Could you please help me understand why I'm seeing below error? How can I resolve this?
ORA-01878: specified field not found in datetime or interval
01878. 00000 - "specified field not found in datetime or interval"
*Cause: The specified field was not found in the datetime or interval.
*Action: Make sure that the specified field is in the datetime or interval.
Well i had to study this to understand time zones better myself.
So in simplest form of example i try to explain why it happens and how you can handle it.
"The periods when Daylight Saving Time begins or ends are boundary cases." That means the moment when time resets one hour in particular day and time.
Below example shows that day and time when that happened in Helsinki. Actually there is no such time as 03:00:00 because it jumps from 02:59:59 to 04:00:00, That is why it cannot be created by DST automatic that Europe/Helsinki time_zone region name imply. It does not recognize the time! So it raises ORA-01878.
select timestamp '2016-03-27 03:00:00 Europe/Helsinki' from dual ; SQL Error: ORA-01878: specified field not found in datetime or interval 01878. 00000 - "specified field not found in datetime or interval" *Cause: The specified field was not found in the datetime or interval. *Action: Make sure that the specified field is in the datetime or interval.
Why the hell such values are in my database?
Reason is simple, timestamp does not contain time zone information. That leads to the fact that it cannot govern inserted values comply DST rules.
In other words it is possible to insert timestamp values that could ever never be handled by DST automatic particularly when it's boundary case like previous example is.
Oracle just cannot do that
So what happens if it would have been timestamp with time zone column and inserting such boundary case time.
Well lets see.
create table tz( tstz timestamp with time zone ) ; insert into tz values (timestamp '2016-03-27 03:00:00') ; drop table tz purge ; Table TZ created. Error starting at line : 25 in command - insert into tz values (timestamp '2016-03-27 03:00:00') Error report - SQL Error: ORA-01878: specified field not found in datetime or interval 01878. 00000 - "specified field not found in datetime or interval" *Cause: The specified field was not found in the datetime or interval. *Action: Make sure that the specified field is in the datetime or interval. Table TZ dropped.

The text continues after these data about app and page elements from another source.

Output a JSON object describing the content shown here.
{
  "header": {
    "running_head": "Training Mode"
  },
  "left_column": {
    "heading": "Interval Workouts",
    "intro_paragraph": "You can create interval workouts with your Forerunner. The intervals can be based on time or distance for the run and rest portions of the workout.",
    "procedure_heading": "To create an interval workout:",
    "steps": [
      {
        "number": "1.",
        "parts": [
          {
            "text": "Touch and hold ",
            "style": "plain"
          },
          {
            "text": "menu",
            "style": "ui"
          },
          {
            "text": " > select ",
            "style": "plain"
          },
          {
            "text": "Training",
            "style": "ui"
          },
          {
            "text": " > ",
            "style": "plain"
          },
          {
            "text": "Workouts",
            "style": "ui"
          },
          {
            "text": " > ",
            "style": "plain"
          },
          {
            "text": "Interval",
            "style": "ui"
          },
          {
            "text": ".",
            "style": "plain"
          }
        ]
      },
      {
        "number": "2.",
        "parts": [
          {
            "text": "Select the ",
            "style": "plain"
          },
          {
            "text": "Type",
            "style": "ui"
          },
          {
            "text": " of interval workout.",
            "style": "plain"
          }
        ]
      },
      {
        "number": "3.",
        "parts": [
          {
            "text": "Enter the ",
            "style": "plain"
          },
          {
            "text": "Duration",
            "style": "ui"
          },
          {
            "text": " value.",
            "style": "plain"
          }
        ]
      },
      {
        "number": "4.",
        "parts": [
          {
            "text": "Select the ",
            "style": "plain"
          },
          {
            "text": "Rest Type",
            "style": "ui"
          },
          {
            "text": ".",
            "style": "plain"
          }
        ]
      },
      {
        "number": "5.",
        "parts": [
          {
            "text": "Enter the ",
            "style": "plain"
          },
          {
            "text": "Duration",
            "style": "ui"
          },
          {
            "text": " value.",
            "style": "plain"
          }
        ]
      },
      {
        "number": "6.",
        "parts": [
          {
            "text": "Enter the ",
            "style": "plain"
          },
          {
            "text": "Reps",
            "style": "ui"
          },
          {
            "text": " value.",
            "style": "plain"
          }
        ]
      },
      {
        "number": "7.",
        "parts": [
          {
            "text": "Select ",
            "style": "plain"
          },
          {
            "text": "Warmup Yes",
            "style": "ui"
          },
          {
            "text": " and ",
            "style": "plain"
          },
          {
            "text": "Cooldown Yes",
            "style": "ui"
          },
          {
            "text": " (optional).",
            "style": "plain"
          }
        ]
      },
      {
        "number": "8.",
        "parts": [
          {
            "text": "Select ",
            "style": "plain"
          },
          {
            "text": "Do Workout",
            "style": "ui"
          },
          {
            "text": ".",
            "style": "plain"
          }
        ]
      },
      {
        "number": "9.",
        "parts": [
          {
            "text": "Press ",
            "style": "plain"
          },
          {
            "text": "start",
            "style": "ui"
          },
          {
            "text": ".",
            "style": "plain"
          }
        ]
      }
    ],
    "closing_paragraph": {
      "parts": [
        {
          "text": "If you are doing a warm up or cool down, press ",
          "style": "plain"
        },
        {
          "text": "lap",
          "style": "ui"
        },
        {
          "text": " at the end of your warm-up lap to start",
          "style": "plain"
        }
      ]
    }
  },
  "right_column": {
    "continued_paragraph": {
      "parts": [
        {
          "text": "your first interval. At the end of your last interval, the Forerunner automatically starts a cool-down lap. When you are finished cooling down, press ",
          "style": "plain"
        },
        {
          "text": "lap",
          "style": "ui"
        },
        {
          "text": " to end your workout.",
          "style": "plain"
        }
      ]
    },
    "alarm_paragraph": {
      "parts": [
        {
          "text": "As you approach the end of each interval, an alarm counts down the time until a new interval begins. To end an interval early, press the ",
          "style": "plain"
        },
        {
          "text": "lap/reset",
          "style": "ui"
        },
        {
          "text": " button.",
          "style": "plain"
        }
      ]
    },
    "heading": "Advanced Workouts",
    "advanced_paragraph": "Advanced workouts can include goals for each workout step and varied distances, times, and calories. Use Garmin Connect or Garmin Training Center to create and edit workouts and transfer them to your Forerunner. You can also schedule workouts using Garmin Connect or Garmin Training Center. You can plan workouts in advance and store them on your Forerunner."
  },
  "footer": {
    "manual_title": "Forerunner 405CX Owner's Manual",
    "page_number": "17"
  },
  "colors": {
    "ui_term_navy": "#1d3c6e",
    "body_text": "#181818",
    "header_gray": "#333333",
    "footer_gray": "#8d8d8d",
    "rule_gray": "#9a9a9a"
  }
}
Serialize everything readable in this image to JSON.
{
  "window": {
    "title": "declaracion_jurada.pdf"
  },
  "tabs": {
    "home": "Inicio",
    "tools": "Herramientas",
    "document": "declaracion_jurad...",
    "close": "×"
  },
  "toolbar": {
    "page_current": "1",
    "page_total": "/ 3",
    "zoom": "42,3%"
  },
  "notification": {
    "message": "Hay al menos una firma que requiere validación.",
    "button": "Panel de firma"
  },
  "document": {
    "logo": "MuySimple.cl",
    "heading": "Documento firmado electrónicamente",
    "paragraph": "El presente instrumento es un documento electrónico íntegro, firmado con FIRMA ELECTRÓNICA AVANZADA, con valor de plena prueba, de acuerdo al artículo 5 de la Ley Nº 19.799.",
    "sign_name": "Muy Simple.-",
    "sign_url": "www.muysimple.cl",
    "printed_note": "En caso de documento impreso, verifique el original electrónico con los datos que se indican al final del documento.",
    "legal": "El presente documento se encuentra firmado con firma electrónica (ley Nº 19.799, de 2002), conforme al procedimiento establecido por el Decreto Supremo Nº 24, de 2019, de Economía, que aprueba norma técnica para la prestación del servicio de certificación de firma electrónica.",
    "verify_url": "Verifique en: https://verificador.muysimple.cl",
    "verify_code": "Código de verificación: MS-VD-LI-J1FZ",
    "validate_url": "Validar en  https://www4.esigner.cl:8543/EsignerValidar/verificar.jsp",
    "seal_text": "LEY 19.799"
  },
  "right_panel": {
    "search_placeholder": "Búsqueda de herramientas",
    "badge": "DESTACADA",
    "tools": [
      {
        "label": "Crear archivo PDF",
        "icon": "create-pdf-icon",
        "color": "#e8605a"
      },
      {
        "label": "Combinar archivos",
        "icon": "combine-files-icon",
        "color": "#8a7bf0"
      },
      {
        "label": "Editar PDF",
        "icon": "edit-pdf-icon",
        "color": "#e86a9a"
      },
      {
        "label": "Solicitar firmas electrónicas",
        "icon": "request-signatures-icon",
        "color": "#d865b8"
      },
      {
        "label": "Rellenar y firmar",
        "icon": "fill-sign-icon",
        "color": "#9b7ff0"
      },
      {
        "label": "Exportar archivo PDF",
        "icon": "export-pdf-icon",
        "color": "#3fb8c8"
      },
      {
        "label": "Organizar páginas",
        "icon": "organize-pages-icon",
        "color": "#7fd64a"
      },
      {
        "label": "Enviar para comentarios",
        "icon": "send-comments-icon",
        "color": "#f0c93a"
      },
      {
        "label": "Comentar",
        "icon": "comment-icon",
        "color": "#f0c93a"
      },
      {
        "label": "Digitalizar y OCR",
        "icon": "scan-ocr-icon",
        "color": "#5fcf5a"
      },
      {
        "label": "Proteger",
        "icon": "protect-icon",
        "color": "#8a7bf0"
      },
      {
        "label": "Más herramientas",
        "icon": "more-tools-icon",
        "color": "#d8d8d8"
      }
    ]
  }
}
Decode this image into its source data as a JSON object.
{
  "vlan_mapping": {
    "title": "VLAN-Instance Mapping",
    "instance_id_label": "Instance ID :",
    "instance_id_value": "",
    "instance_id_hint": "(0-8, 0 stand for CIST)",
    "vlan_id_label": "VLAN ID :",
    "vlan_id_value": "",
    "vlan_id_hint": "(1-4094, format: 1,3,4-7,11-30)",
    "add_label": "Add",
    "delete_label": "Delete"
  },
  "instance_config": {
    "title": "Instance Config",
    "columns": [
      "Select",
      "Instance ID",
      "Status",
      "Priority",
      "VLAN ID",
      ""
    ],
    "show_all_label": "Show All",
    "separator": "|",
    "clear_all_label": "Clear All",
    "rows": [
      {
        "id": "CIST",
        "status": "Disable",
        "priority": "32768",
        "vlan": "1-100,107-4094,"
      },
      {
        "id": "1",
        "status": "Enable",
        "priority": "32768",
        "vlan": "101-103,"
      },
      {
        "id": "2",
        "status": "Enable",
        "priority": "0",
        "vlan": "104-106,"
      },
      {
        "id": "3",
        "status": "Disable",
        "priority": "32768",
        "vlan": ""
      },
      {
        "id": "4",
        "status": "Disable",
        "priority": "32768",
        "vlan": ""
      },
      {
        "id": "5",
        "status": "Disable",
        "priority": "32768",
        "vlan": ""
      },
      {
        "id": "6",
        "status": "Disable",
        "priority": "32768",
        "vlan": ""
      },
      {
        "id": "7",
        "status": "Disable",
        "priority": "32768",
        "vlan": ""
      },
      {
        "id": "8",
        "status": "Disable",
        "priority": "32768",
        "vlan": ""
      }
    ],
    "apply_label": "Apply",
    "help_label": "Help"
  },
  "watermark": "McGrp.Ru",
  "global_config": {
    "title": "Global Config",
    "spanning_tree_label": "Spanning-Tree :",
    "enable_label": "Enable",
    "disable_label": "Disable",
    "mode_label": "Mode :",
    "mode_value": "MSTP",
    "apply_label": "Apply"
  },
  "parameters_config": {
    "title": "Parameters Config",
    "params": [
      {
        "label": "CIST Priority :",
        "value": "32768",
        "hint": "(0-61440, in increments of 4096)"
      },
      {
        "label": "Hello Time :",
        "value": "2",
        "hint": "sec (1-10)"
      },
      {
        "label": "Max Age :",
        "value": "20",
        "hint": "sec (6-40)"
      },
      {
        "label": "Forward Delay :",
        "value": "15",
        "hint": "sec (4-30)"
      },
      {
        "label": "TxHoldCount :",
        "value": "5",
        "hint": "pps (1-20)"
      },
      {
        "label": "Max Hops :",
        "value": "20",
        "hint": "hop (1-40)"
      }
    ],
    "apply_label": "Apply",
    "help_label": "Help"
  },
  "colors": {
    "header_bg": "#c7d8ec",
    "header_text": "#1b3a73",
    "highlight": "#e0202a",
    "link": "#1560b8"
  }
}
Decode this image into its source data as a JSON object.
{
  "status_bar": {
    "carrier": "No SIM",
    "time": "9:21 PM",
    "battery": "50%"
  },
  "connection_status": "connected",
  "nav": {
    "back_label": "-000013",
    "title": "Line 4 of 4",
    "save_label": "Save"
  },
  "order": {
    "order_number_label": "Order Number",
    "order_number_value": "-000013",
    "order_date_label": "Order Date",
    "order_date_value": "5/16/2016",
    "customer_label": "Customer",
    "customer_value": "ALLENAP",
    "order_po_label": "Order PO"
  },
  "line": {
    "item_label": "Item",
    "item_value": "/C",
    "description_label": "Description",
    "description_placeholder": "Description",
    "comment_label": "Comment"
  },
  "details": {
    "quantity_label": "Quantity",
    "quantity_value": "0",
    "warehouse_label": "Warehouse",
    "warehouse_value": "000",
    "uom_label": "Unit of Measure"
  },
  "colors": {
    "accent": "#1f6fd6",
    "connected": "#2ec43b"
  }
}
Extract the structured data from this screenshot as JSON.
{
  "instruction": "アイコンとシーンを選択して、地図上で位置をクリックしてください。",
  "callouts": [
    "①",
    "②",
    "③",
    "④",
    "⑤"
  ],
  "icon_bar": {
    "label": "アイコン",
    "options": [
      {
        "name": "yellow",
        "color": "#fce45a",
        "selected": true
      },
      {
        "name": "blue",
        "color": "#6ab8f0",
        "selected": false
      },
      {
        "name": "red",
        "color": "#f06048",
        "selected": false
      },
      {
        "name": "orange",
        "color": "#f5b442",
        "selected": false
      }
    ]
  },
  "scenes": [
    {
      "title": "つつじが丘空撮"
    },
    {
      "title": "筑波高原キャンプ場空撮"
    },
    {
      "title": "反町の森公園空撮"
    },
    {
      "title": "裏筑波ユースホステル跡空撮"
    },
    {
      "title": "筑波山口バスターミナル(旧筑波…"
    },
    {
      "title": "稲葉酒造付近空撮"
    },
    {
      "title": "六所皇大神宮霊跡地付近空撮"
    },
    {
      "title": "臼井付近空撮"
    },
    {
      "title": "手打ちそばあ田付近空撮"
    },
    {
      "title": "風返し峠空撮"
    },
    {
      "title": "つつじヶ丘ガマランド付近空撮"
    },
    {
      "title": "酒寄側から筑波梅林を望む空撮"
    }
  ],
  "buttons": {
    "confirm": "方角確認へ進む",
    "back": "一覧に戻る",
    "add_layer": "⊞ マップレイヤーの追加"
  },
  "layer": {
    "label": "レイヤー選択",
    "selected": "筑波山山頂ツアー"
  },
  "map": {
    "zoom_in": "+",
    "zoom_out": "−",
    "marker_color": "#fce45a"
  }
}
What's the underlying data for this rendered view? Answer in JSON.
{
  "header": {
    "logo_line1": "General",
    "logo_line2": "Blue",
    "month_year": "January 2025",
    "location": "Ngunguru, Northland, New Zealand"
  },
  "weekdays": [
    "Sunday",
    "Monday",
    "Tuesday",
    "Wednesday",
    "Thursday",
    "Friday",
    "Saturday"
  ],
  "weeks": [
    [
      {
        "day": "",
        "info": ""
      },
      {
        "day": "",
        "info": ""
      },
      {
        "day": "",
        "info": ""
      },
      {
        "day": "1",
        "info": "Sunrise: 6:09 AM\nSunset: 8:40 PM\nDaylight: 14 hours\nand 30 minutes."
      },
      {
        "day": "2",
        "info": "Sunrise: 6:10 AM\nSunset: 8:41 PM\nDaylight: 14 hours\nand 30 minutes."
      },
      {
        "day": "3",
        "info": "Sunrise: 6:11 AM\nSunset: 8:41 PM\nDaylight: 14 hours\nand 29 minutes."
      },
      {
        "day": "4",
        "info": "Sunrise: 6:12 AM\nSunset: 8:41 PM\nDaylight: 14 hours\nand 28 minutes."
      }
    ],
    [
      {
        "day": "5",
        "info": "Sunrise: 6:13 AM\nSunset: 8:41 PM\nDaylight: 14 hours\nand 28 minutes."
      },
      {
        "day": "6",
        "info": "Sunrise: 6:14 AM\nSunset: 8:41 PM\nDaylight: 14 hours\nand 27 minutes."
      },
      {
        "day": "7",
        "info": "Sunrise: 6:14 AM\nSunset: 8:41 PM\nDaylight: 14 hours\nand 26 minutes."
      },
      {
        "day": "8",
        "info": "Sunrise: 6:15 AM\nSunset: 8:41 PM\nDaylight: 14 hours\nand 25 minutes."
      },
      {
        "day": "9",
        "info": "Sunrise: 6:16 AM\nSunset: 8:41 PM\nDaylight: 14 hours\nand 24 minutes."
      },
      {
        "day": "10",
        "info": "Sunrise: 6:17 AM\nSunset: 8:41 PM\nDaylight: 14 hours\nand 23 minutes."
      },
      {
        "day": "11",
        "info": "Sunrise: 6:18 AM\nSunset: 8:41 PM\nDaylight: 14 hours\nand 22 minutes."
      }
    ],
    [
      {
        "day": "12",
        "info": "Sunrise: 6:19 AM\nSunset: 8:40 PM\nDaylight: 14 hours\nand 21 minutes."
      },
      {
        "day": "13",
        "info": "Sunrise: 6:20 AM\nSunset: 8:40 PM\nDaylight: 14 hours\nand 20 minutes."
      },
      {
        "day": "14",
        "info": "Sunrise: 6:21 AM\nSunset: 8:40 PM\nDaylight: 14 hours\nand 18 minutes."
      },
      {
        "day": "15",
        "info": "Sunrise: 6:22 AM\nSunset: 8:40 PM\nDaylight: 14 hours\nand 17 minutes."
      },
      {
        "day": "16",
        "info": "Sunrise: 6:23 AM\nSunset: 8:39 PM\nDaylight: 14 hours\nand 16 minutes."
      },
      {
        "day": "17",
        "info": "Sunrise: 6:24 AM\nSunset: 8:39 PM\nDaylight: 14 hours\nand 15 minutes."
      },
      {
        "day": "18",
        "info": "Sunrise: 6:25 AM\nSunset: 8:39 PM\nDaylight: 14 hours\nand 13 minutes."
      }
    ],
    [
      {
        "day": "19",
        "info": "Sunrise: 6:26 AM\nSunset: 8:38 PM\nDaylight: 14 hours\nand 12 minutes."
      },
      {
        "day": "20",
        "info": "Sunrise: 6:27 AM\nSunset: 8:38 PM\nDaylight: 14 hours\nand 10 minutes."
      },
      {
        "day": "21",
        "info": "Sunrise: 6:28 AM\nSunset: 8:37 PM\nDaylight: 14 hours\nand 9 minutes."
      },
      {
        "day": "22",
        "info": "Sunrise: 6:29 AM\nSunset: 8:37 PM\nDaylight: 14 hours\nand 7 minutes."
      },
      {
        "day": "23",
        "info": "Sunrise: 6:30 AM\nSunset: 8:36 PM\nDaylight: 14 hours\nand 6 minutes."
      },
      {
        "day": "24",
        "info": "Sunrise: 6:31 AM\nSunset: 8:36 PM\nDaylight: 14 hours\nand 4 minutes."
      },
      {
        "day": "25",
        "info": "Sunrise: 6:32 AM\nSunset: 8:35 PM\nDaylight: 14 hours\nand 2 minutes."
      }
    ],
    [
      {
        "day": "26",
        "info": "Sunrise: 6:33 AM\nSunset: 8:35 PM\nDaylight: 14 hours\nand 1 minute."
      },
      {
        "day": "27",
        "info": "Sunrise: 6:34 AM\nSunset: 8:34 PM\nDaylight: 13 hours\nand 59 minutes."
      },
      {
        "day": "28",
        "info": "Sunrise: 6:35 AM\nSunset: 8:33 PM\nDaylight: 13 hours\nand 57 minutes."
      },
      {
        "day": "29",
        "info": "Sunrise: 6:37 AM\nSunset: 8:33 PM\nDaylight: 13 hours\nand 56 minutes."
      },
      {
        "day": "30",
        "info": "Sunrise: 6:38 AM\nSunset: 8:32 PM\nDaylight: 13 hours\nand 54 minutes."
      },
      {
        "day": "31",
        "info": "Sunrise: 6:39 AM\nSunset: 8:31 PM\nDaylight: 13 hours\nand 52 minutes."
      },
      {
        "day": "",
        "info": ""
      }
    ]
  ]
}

It does not allow such nonsense in there!
You get ORA-01878 because your database contains values that should not be there.
Or they should never be converted by DST automatic.
Automatic DST is activated when you set time_zone with region name for example "Asia/Baku".
If you need to convert timestamp or dates between summer and winter or something else then just use simple adding or subtracting for example interval '1' hour. That way it will never raise ORA-01878.
Problem is the data. You probably do not know which time it is (summer, winter, etc) and which direction to change it.